Considering A Law Firm Merger In 2021?

Hayse LLC
Contact

For the last decade plus, merger has been a strategic choice for many law firms. The 2020 pandemic had a negative impact on the quantity of mergers but, many including our firm expect there to be a major uptick in 2021.

Given the probability that firms will at least be considering merger as part of their go forward plan, it seems prudent to think about what a good merger partner should look like.

To that end, here are 10 questions you should answer before having a conversation with another firm:

  1. What principal characteristics of your existing culture are most important to you. A lack of cultural compatibility is difficult, if not impossible to overcome, and one of the reasons so many combinations fail.
  2. In what rate tier do your clients exist. A lack of similarity in realized rates drives conflicts in staffing client files, compensation and a host of other critical law firm areas.
  3. What additional expertise (whether new to your firm or additional depth in existing areas) will allow your firm to make desired progress in targeted areas of growth.
  4. What are your key financial metrics. A good merger partner will have economic metrics that are similar to yours (of course unless your firm is failing). Metrics significantly different from yours — whether better or worse — will lead to painful pressure for one party or the other on rates, hours and retention.
  5. What aspects of your current compensation system do you most value. Merging with a firm with a significantly different approach to compensation will almost certainly result in a different relative treatment among your existing partners, possibly with unexpected negative consequences.
  6. What size of merger target best serves your firm’s goals? Questions like are you comfortable being a small outpost of a mega firm, or even small relative to your merger partner are good questions to think about. The greater the size disparity in a combination the less “say” the smaller firm will have in future decisions.
  7. Is your firm facing succession issues? If so in what specific way would you like to see a merger partner solve those issues?
  8. In addition to your existing footprint, what additional geographic presence would bring value to your firm, and why?
  9. What type of governance are you and your partners most comfortable with. Firms are governed in a range of ways, from very democratic to tremendous authority being vested in a few. It is important to know in advance what you are comfortable with and what is off-the-table in terms of governing options.
  10. What level risk do you think is reasonable? Risk in a law firm includes bank debt, partner turnover, unfunded pension plans, pending or threatened litigation and loss of key clients. Understanding your risk-tolerance is key to a successful merger.

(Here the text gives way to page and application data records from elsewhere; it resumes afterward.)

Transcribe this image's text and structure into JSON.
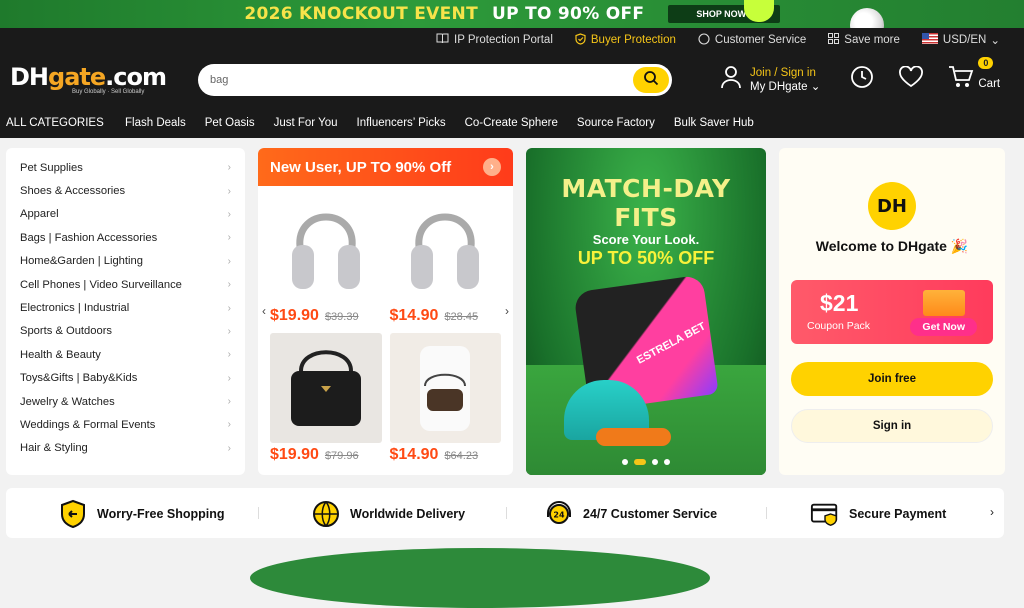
{
  "promo": {
    "title_part1": "2026 KNOCKOUT EVENT",
    "title_part2": "UP TO 90% OFF",
    "shop_now": "SHOP NOW ›"
  },
  "topbar": {
    "ip_protection": "IP Protection Portal",
    "buyer_protection": "Buyer Protection",
    "customer_service": "Customer Service",
    "save_more": "Save more",
    "locale": "USD/EN"
  },
  "header": {
    "logo_text_dh": "DH",
    "logo_text_g": "gate",
    "logo_text_com": ".com",
    "logo_tagline": "Buy Globally · Sell Globally",
    "search_value": "bag",
    "join_signin": "Join / Sign in",
    "my_dhgate": "My DHgate",
    "cart_count": "0",
    "cart_label": "Cart"
  },
  "nav": {
    "all_categories": "ALL CATEGORIES",
    "items": [
      "Flash Deals",
      "Pet Oasis",
      "Just For You",
      "Influencers’ Picks",
      "Co-Create Sphere",
      "Source Factory",
      "Bulk Saver Hub"
    ]
  },
  "categories": [
    "Pet Supplies",
    "Shoes & Accessories",
    "Apparel",
    "Bags  |  Fashion Accessories",
    "Home&Garden  |  Lighting",
    "Cell Phones  |  Video Surveillance",
    "Electronics  |  Industrial",
    "Sports & Outdoors",
    "Health & Beauty",
    "Toys&Gifts  |  Baby&Kids",
    "Jewelry & Watches",
    "Weddings & Formal Events",
    "Hair & Styling"
  ],
  "new_user": {
    "title": "New User,  UP TO 90% Off",
    "products": [
      {
        "price": "$19.90",
        "old": "$39.39",
        "kind": "headphones"
      },
      {
        "price": "$14.90",
        "old": "$28.45",
        "kind": "headphones"
      },
      {
        "price": "$19.90",
        "old": "$79.96",
        "kind": "black-bag"
      },
      {
        "price": "$14.90",
        "old": "$64.23",
        "kind": "small-bag"
      }
    ]
  },
  "banner": {
    "line1": "MATCH-DAY",
    "line2": "FITS",
    "subtitle": "Score Your Look.",
    "offer": "UP TO 50% OFF",
    "jersey_text": "ESTRELA BET"
  },
  "welcome": {
    "logo": "DH",
    "title": "Welcome to DHgate 🎉",
    "coupon_amount": "$21",
    "coupon_label": "Coupon Pack",
    "coupon_get": "Get Now",
    "join_free": "Join free",
    "sign_in": "Sign in"
  },
  "features": [
    {
      "label": "Worry-Free Shopping",
      "icon": "shield-icon"
    },
    {
      "label": "Worldwide Delivery",
      "icon": "globe-icon"
    },
    {
      "label": "24/7 Customer Service",
      "icon": "headset-icon"
    },
    {
      "label": "Secure Payment",
      "icon": "card-icon"
    }
  ],
  "colors": {
    "accent": "#ffd200",
    "dark": "#1a1a1a",
    "price": "#ff4a14",
    "promo_green": "#2d9a3a"
  }
}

The answers to these questions, and the impact the answers will have on your approach to a merger possibility will vary depending on whether you are acquiring or being acquired; but the greater the variance between how you feel with respect to these 10 issues, and the reality of the world you’re considering will be a predictor of the success of the combination.

If a strategic merger is in your future, smart leaders will engage in identifying the things that are most important to their partners; far too many mergers occur without defining in advance what a firm is seeking, and why.

Written by:

Hayse LLC
Contact
more
less

Hayse LLC on:

Reporters on Deadline

"My best business intelligence, in one easy email…"

Your first step to building a free, personalized, morning email brief covering pertinent authors and topics on JD Supra:
*By using the service, you signify your acceptance of JD Supra's Privacy Policy.
Custom Email Digest
- hide
- hide

This website uses cookies to improve user experience, track anonymous site usage, store authorization tokens and permit sharing on social media networks. By continuing to browse this website you accept the use of cookies. Click here to read more about how we use cookies.